This four track EP is the band’s first release and starts off with Faith Of A Heretic, the longest track. There are some spacy synth sounds in the background and the track moves at a glacial pace. Gerras’ vocals sound a little akin to Scott Reagers, if the latter had of performed on Saint Vitus’ Mournful Cries instead of Scott ‘Wino’ Weinrich. The distortion, which closes out the track, segue ways nicely into follow up A Horse In Turin.
This number commences with a slow insistent bass before some almighty riffage enter the fray courtesy of Gerras and Boucher. The synth touches from Filderman add a nice Hawkwind space texture which does not overshadow but instead compliments some of the heavy ass psychedelic riffage. Gerras’ wailing at times reminds me of Chris Cornell at around the time of Soundgarden’s debut Ultramega OK, especially Beyond The Wheel. You’re then taken completely by surprise towards the end with a thrilling High On Fire influenced flourish with some pretty thrashy riffing. Wow.
The synth touches from Filderman add a nice Hawkwind space texture which does not overshadow but instead compliments some of the heavy ass psychedelic riffage…
Sorge have listed Neurosis and YOB as influences and these bands more cerebral approaches clearly come to the fore with one of the EP’s heavier numbers Argent. Neurosis’ relentless tribal drumming on the album A Sun That Never Sets (not well rated by allmusic, but is my favourite) have clearly influenced Romadka’s drumming.

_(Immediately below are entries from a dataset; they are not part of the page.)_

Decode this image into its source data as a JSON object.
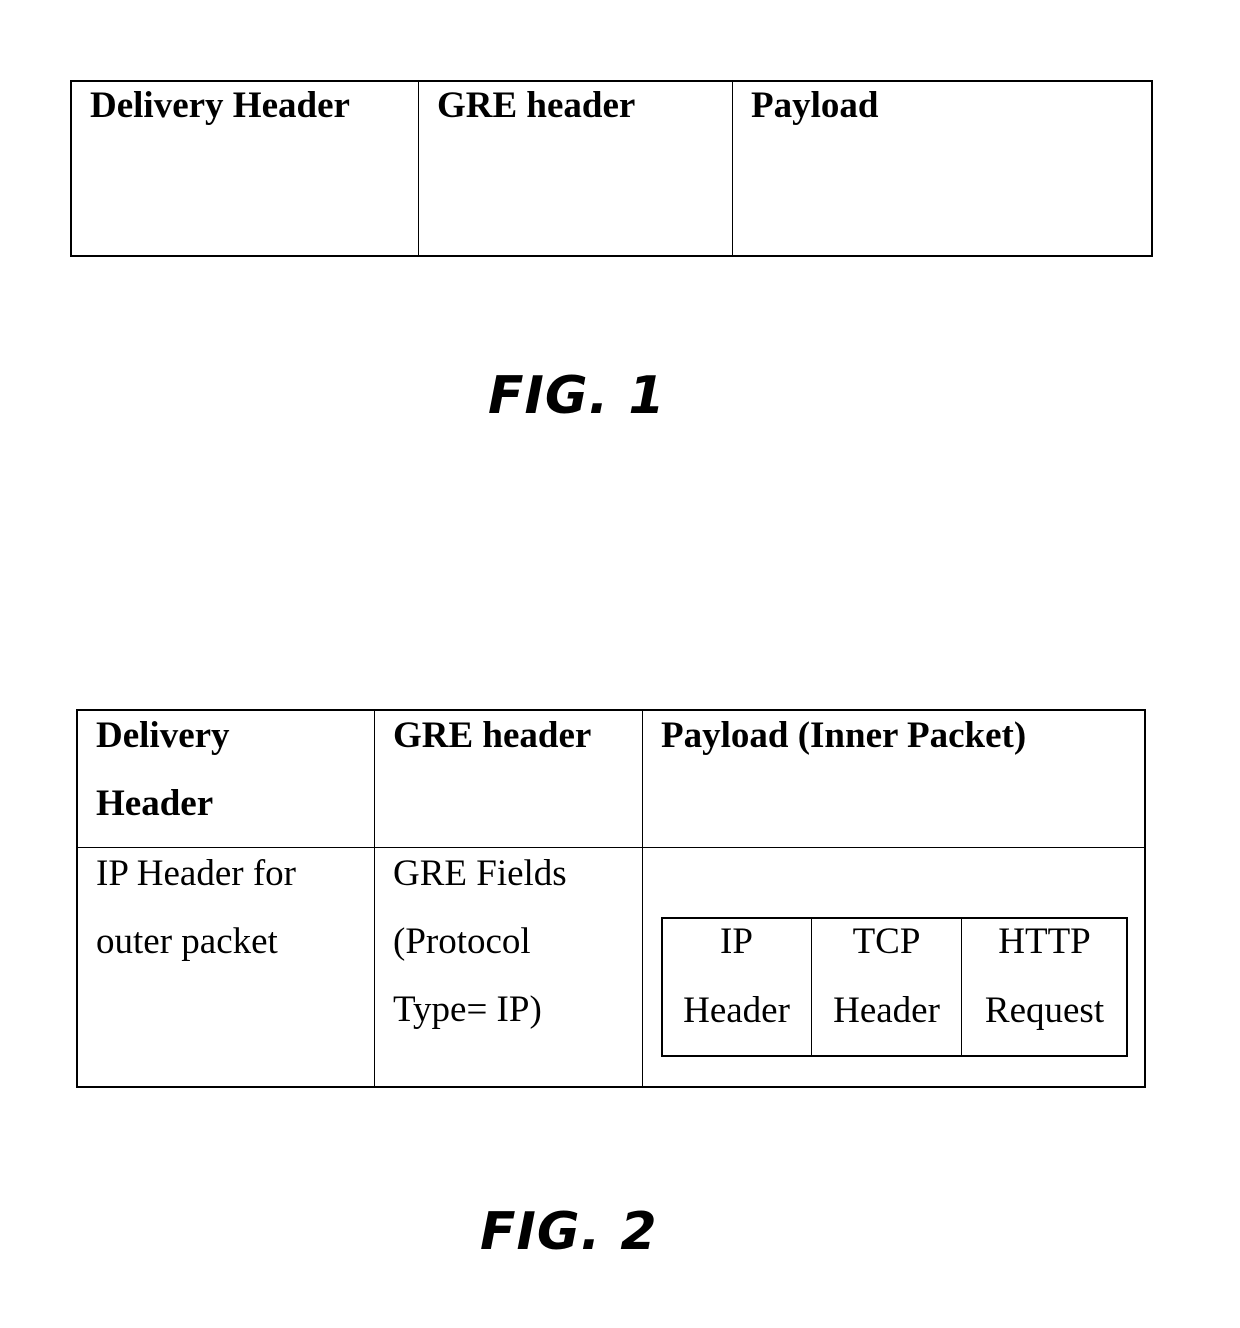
{
  "figure1": {
    "label": "FIG. 1",
    "columns": [
      "Delivery Header",
      "GRE header",
      "Payload"
    ]
  },
  "figure2": {
    "label": "FIG. 2",
    "header_row": [
      "Delivery",
      "Header",
      "GRE header",
      "Payload (Inner Packet)"
    ],
    "body_row": {
      "delivery": [
        "IP Header for",
        "outer packet"
      ],
      "gre": [
        "GRE Fields",
        "(Protocol",
        "Type= IP)"
      ]
    },
    "inner_packet": [
      {
        "line1": "IP",
        "line2": "Header"
      },
      {
        "line1": "TCP",
        "line2": "Header"
      },
      {
        "line1": "HTTP",
        "line2": "Request"
      }
    ]
  }
}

There is a distinct post-metal vibe about this one.
We reach the final track Astral Burnout which has also served as the band’s first single. In fact, the band’s PR Earsplit have labelled it as ‘dynamic’ which I cannot disagree with. Compared to the rest of the EP it’s rather on the lighter side and can, by those terms, be the logical successor to preceding number Argent. There is some nice Sabbathian grooving at around 4:14 minutes, which is the first time that that band’s otherwise ubiquitous influence on the stoner/doom metal scene, has really reared its head on this EP. As much as I love the Sabs, its refreshing that the band have not just resorted to the easy route and attempted to rework Volume 4.

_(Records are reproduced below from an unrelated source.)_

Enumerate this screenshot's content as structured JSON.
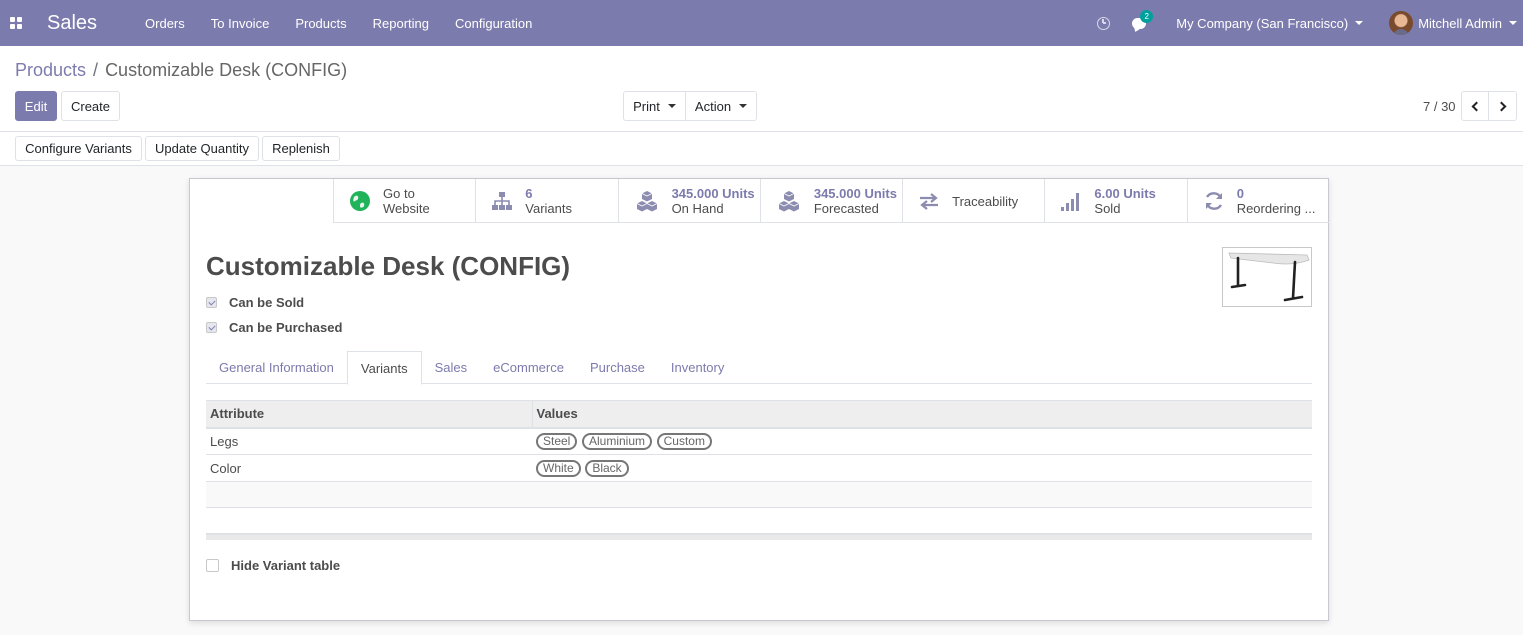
{
  "navbar": {
    "app_name": "Sales",
    "menu": [
      "Orders",
      "To Invoice",
      "Products",
      "Reporting",
      "Configuration"
    ],
    "chat_badge": "2",
    "company": "My Company (San Francisco)",
    "user": "Mitchell Admin",
    "colors": {
      "brand": "#7c7bad",
      "badge": "#00a09d"
    },
    "icons": [
      "apps-grid-icon",
      "clock-icon",
      "chat-icon",
      "avatar"
    ]
  },
  "breadcrumb": {
    "parent": "Products",
    "separator": "/",
    "current": "Customizable Desk (CONFIG)"
  },
  "controls": {
    "edit": "Edit",
    "create": "Create",
    "print": "Print",
    "action": "Action",
    "pager": "7 / 30"
  },
  "statusbar": {
    "buttons": [
      "Configure Variants",
      "Update Quantity",
      "Replenish"
    ]
  },
  "smart_buttons": [
    {
      "icon": "globe-icon",
      "line1": "Go to",
      "line2": "Website"
    },
    {
      "icon": "sitemap-icon",
      "value": "6",
      "label": "Variants"
    },
    {
      "icon": "cubes-icon",
      "value": "345.000 Units",
      "label": "On Hand"
    },
    {
      "icon": "cubes-icon",
      "value": "345.000 Units",
      "label": "Forecasted"
    },
    {
      "icon": "exchange-icon",
      "text": "Traceability"
    },
    {
      "icon": "signal-icon",
      "value": "6.00 Units",
      "label": "Sold"
    },
    {
      "icon": "refresh-icon",
      "value": "0",
      "label": "Reordering ..."
    }
  ],
  "product": {
    "name": "Customizable Desk (CONFIG)",
    "can_be_sold": "Can be Sold",
    "can_be_purchased": "Can be Purchased",
    "can_be_sold_checked": true,
    "can_be_purchased_checked": true
  },
  "tabs": [
    "General Information",
    "Variants",
    "Sales",
    "eCommerce",
    "Purchase",
    "Inventory"
  ],
  "active_tab": "Variants",
  "variants_table": {
    "columns": [
      "Attribute",
      "Values"
    ],
    "rows": [
      {
        "attribute": "Legs",
        "values": [
          "Steel",
          "Aluminium",
          "Custom"
        ]
      },
      {
        "attribute": "Color",
        "values": [
          "White",
          "Black"
        ]
      }
    ]
  },
  "hide_variant_table": {
    "label": "Hide Variant table",
    "checked": false
  }
}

As mentioned earlier, this is the band’s first release and is, in my opinion, a brilliant showcase for material to come and to again quote Earsplit, Sorge are ‘already heavily entwined in the creation of new material’ which I for one am looking forward to. For a band who’ve only been in existence for 3 years, I think that they’ve done themselves credit with this release. The subtle use of synths helps to enhance the band’s sound, instead of detracting away from it. It also helps them to stand out in an overpopulated genre that’s bursting at the seams with acts, all jostling with each other, to get noticed.
Band Links: Facebook | Bandcamp | Instagram
Scribed by: Reza Mills